In Architecture Watch, Curbed SF expands its world view to new structures across the globe. Projects of note should be directed accordingly.
Thought Architecture Watch had nothing to do with San Francisco, did you? Well. Local architects Tyler Martine and Mike Miller of Steinberg Architects, recently conquered Arquine Magazine's 10th Annual International Architecture Competition. The challenge: design two 100 story high-rise towers in Mexico City to celebrate the city's 2010 bicentennial. Tyler and Mike's winning entry: Each tower develops differently around the an initial concept of the biological phenomenon of fraternal twins; one tower's design reflects a cellular structure, the other, a more linear organization.
The towers harbor schools focusing on natural sciences and environmental programs, and by using materials, techniques, and plantings that absorb pollutants from the air (a technique we've noted in other recent architectural developments), the buildings will help cleanse the air of Mexico City— no small feat, as it's one of the world's most polluted. Sounds good and the forms are compelling, but we're just not sure where the uh, actual building fits into that building. (Rooms? Anywhere?) For more information on the project, download the full competition pdfs here and here.

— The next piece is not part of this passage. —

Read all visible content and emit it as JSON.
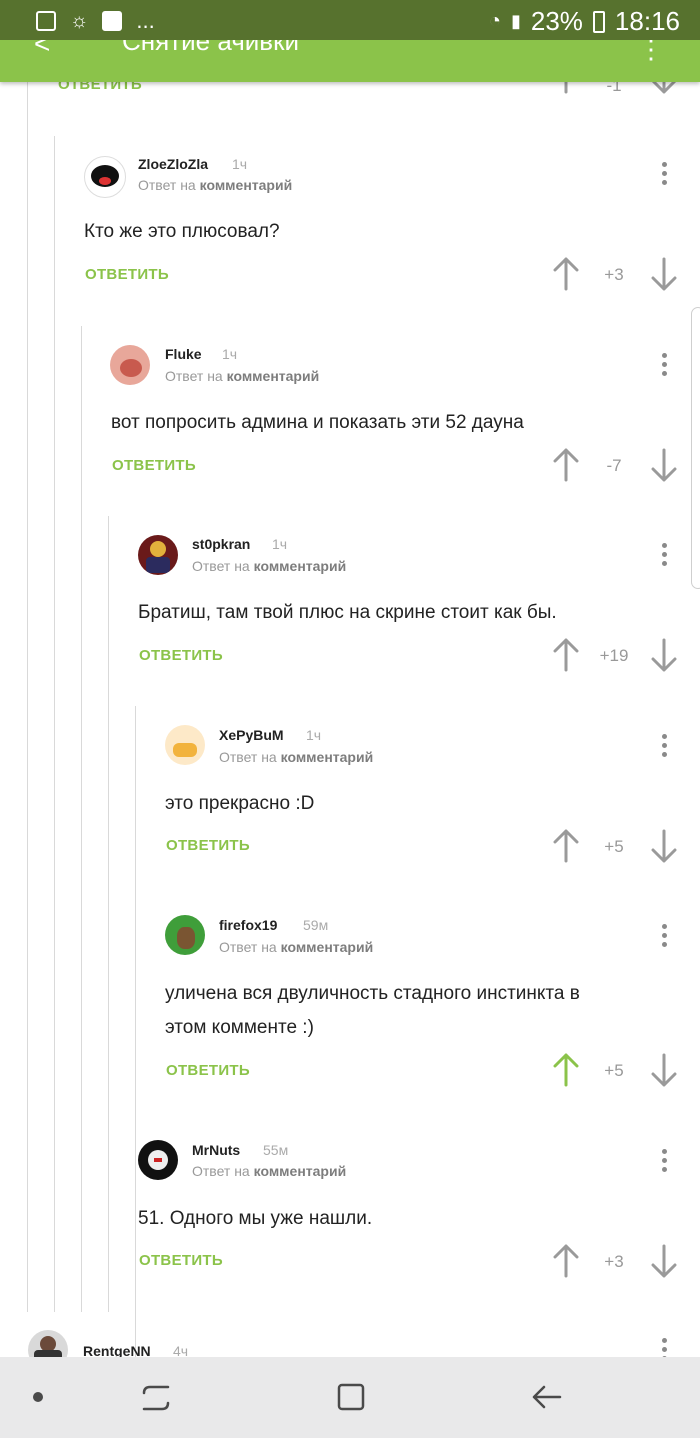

· 10th Arquine International Architecture Competition [Bustler]